19A different kind of problem (Example #2) Total of 5 nodesBetween each pair, 4 link options:High-speed lineMedium-speed lineLow-speed lineZero-speed line (i.e. No line)It takes 100 msec of computer time to generate/inspect each topology.How long will it take to generate/inspect all of them?
20Find all possible topologies H=High-speed , M=Medium-speed, L=Low-speed, Z=Zero-speedSome example topologies:1H1Z1LHHZZH33ZZZ3ZHZZ222ZHZHHZZH5Z5ZZZ5HZZ444n=?12
21Multiply by the time it takes to generate/inspect one Do NOT draw all the topologies!It’s not scalableFind a closed-form solution for the number of possible topologiesCalculate time to generate/inspect all of them
22Example #3: Bandwith or Delay Sensitive? For each of the Following operations on a remote file server, discuss whether they are more likely to be delay-sensitive or bandwidth-sensitive:Open a fileRead the contents of a fileList the contents of a directoryDisplay the attributes of a file
23Solution Delay-sensitive; the messages exchanged are short. Bandwidth-sensitive, particularly for large files. (Technically this does presume that the underlying protocol uses a large message size or window size; stop-and-wait transmission (as in Section 2.5 of the text) with a small message size would be delay-sensitive.)Delay-sensitive; directories are typically of modest size.Delay-sensitive; a file’s attributes are typically much smaller than the file itself (even on NT file systems).
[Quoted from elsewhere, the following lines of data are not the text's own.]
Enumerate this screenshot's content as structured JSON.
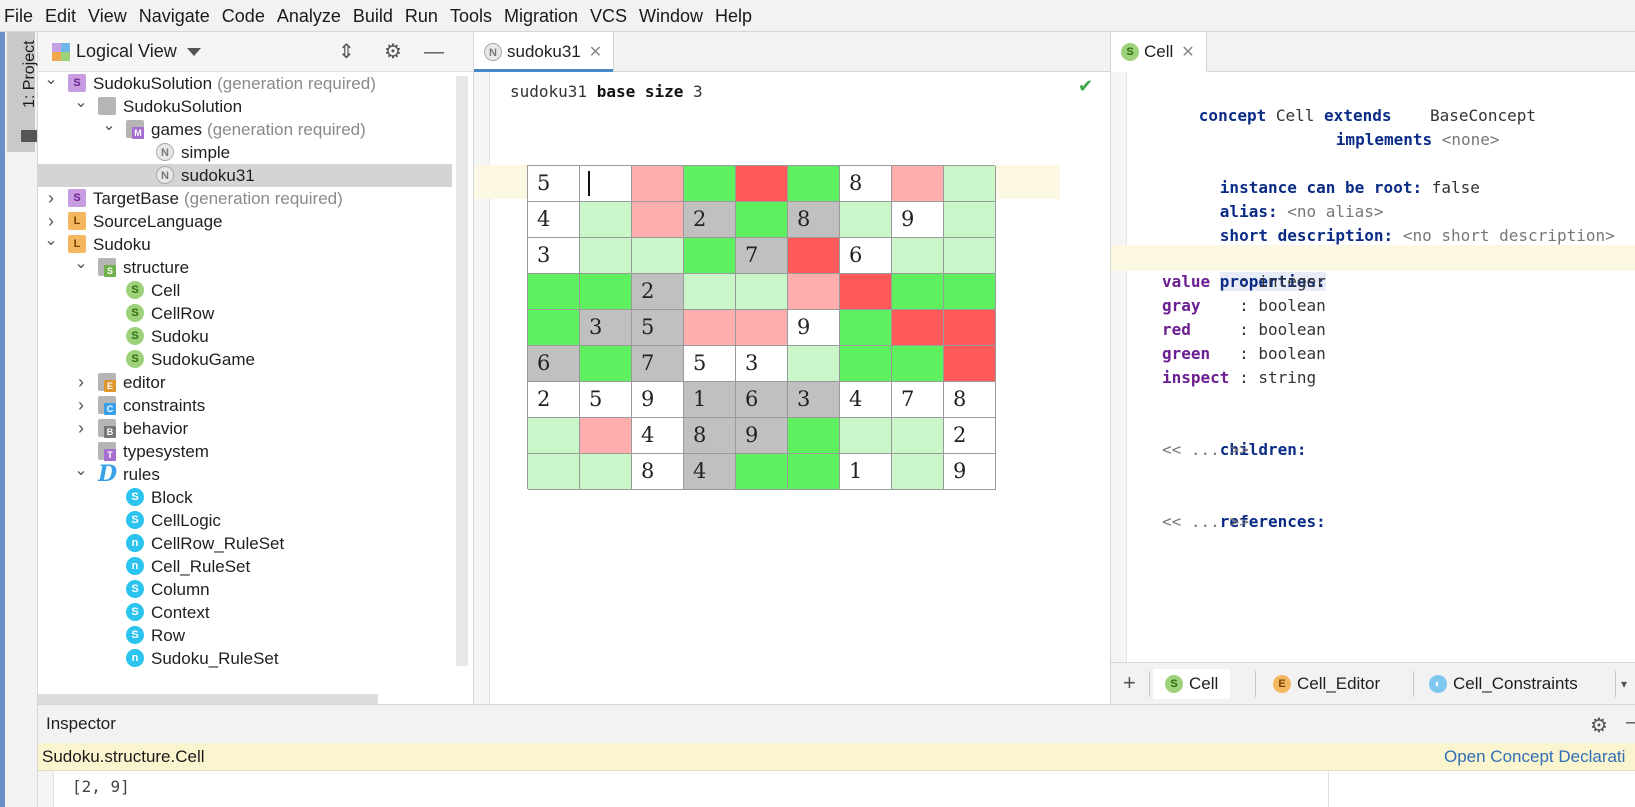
{
  "menu": [
    "File",
    "Edit",
    "View",
    "Navigate",
    "Code",
    "Analyze",
    "Build",
    "Run",
    "Tools",
    "Migration",
    "VCS",
    "Window",
    "Help"
  ],
  "tool_stripe": {
    "project_tab": "1: Project"
  },
  "project_panel": {
    "title": "Logical View",
    "tree": [
      {
        "label": "SudokuSolution",
        "suffix": "(generation required)",
        "icon": "solution-icon",
        "expanded": true
      },
      {
        "label": "SudokuSolution",
        "suffix": "",
        "icon": "folder-icon",
        "expanded": true
      },
      {
        "label": "games",
        "suffix": "(generation required)",
        "icon": "model-folder-icon",
        "expanded": true
      },
      {
        "label": "simple",
        "suffix": "",
        "icon": "node-icon"
      },
      {
        "label": "sudoku31",
        "suffix": "",
        "icon": "node-icon",
        "selected": true
      },
      {
        "label": "TargetBase",
        "suffix": "(generation required)",
        "icon": "solution-icon",
        "expanded": false
      },
      {
        "label": "SourceLanguage",
        "suffix": "",
        "icon": "language-icon",
        "expanded": false
      },
      {
        "label": "Sudoku",
        "suffix": "",
        "icon": "language-icon",
        "expanded": true
      },
      {
        "label": "structure",
        "suffix": "",
        "icon": "structure-folder-icon",
        "expanded": true
      },
      {
        "label": "Cell",
        "suffix": "",
        "icon": "concept-icon"
      },
      {
        "label": "CellRow",
        "suffix": "",
        "icon": "concept-icon"
      },
      {
        "label": "Sudoku",
        "suffix": "",
        "icon": "concept-icon"
      },
      {
        "label": "SudokuGame",
        "suffix": "",
        "icon": "concept-icon"
      },
      {
        "label": "editor",
        "suffix": "",
        "icon": "editor-folder-icon",
        "expanded": false
      },
      {
        "label": "constraints",
        "suffix": "",
        "icon": "constraints-folder-icon",
        "expanded": false
      },
      {
        "label": "behavior",
        "suffix": "",
        "icon": "behavior-folder-icon",
        "expanded": false
      },
      {
        "label": "typesystem",
        "suffix": "",
        "icon": "typesystem-folder-icon"
      },
      {
        "label": "rules",
        "suffix": "",
        "icon": "rules-icon",
        "expanded": true
      },
      {
        "label": "Block",
        "suffix": "",
        "icon": "rule-s-icon"
      },
      {
        "label": "CellLogic",
        "suffix": "",
        "icon": "rule-s-icon"
      },
      {
        "label": "CellRow_RuleSet",
        "suffix": "",
        "icon": "rule-n-icon"
      },
      {
        "label": "Cell_RuleSet",
        "suffix": "",
        "icon": "rule-n-icon"
      },
      {
        "label": "Column",
        "suffix": "",
        "icon": "rule-s-icon"
      },
      {
        "label": "Context",
        "suffix": "",
        "icon": "rule-s-icon"
      },
      {
        "label": "Row",
        "suffix": "",
        "icon": "rule-s-icon"
      },
      {
        "label": "Sudoku_RuleSet",
        "suffix": "",
        "icon": "rule-n-icon"
      }
    ]
  },
  "editor": {
    "tab_label": "sudoku31",
    "header": {
      "name": "sudoku31",
      "kw": "base size",
      "size": "3"
    },
    "grid": [
      [
        [
          "5",
          "w"
        ],
        [
          "",
          "w"
        ],
        [
          "",
          "p"
        ],
        [
          "",
          "g"
        ],
        [
          "",
          "r"
        ],
        [
          "",
          "g"
        ],
        [
          "8",
          "w"
        ],
        [
          "",
          "p"
        ],
        [
          "",
          "l"
        ]
      ],
      [
        [
          "4",
          "w"
        ],
        [
          "",
          "l"
        ],
        [
          "",
          "p"
        ],
        [
          "2",
          "y"
        ],
        [
          "",
          "g"
        ],
        [
          "8",
          "y"
        ],
        [
          "",
          "l"
        ],
        [
          "9",
          "w"
        ],
        [
          "",
          "l"
        ]
      ],
      [
        [
          "3",
          "w"
        ],
        [
          "",
          "l"
        ],
        [
          "",
          "l"
        ],
        [
          "",
          "g"
        ],
        [
          "7",
          "y"
        ],
        [
          "",
          "r"
        ],
        [
          "6",
          "w"
        ],
        [
          "",
          "l"
        ],
        [
          "",
          "l"
        ]
      ],
      [
        [
          "",
          "g"
        ],
        [
          "",
          "g"
        ],
        [
          "2",
          "y"
        ],
        [
          "",
          "l"
        ],
        [
          "",
          "l"
        ],
        [
          "",
          "p"
        ],
        [
          "",
          "r"
        ],
        [
          "",
          "g"
        ],
        [
          "",
          "g"
        ]
      ],
      [
        [
          "",
          "g"
        ],
        [
          "3",
          "y"
        ],
        [
          "5",
          "y"
        ],
        [
          "",
          "p"
        ],
        [
          "",
          "p"
        ],
        [
          "9",
          "w"
        ],
        [
          "",
          "g"
        ],
        [
          "",
          "r"
        ],
        [
          "",
          "r"
        ]
      ],
      [
        [
          "6",
          "y"
        ],
        [
          "",
          "g"
        ],
        [
          "7",
          "y"
        ],
        [
          "5",
          "w"
        ],
        [
          "3",
          "w"
        ],
        [
          "",
          "l"
        ],
        [
          "",
          "g"
        ],
        [
          "",
          "g"
        ],
        [
          "",
          "r"
        ]
      ],
      [
        [
          "2",
          "w"
        ],
        [
          "5",
          "w"
        ],
        [
          "9",
          "w"
        ],
        [
          "1",
          "y"
        ],
        [
          "6",
          "y"
        ],
        [
          "3",
          "y"
        ],
        [
          "4",
          "w"
        ],
        [
          "7",
          "w"
        ],
        [
          "8",
          "w"
        ]
      ],
      [
        [
          "",
          "l"
        ],
        [
          "",
          "p"
        ],
        [
          "4",
          "w"
        ],
        [
          "8",
          "y"
        ],
        [
          "9",
          "y"
        ],
        [
          "",
          "g"
        ],
        [
          "",
          "l"
        ],
        [
          "",
          "l"
        ],
        [
          "2",
          "w"
        ]
      ],
      [
        [
          "",
          "l"
        ],
        [
          "",
          "l"
        ],
        [
          "8",
          "w"
        ],
        [
          "4",
          "y"
        ],
        [
          "",
          "g"
        ],
        [
          "",
          "g"
        ],
        [
          "1",
          "w"
        ],
        [
          "",
          "l"
        ],
        [
          "9",
          "w"
        ]
      ]
    ]
  },
  "concept": {
    "tab_label": "Cell",
    "lines": {
      "concept_kw": "concept",
      "name": "Cell",
      "extends_kw": "extends",
      "extends_val": "BaseConcept",
      "implements_kw": "implements",
      "implements_val": "<none>",
      "root_kw": "instance can be root:",
      "root_val": "false",
      "alias_kw": "alias:",
      "alias_val": "<no alias>",
      "short_kw": "short description:",
      "short_val": "<no short description>",
      "props_kw": "properties:",
      "props": [
        {
          "name": "value  ",
          "type": ": integer"
        },
        {
          "name": "gray   ",
          "type": ": boolean"
        },
        {
          "name": "red    ",
          "type": ": boolean"
        },
        {
          "name": "green  ",
          "type": ": boolean"
        },
        {
          "name": "inspect",
          "type": ": string"
        }
      ],
      "children_kw": "children:",
      "children_val": "<< ... >>",
      "refs_kw": "references:",
      "refs_val": "<< ... >>"
    },
    "bottom_tabs": [
      "Cell",
      "Cell_Editor",
      "Cell_Constraints"
    ]
  },
  "inspector": {
    "title": "Inspector",
    "concept": "Sudoku.structure.Cell",
    "open_link": "Open Concept Declarati",
    "value": "[2, 9]"
  }
}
24Example #4Hosts A and B are each connected to a switch via 10 Mbps links as shown in the figure. The propagation delay on each link is 20µs. S is a store and forward device; it begins transmitting a received packet 35µs after it has finished receiving it. Calculate the total time required to transmit 10,000 bits from A to BAs a single packetAs bit packets sent one right after another
25SolutionBW=10 MbpsASBDprop=20µsDprop=20 µs(a) Per-link transmission delay is 104 bits / 107 bits/sec = 1000 µs. Total transfer time = 2 × × = 2075 µs.
26Solution continued(b) When sending as two packets, here is a table of times forvarious events:T=0 start T=500 A finishes sending packet 1, starts packet 2T=520 packet 1 finishes arriving at ST=555 packet 1 departs for BT=1000 A finishes sending packet 2T=1055 packet 2 departs for BT=1075 bit 1 of packet 2 arrives at BT=1575 last bit of packet 2 arrives at BExpressed algebraically, we now have a total of one switch delayand two link propagation delays; transmission delay is now 500µs:3 × × × 35 = 1575 µs.Sending smaller packets is faster, here.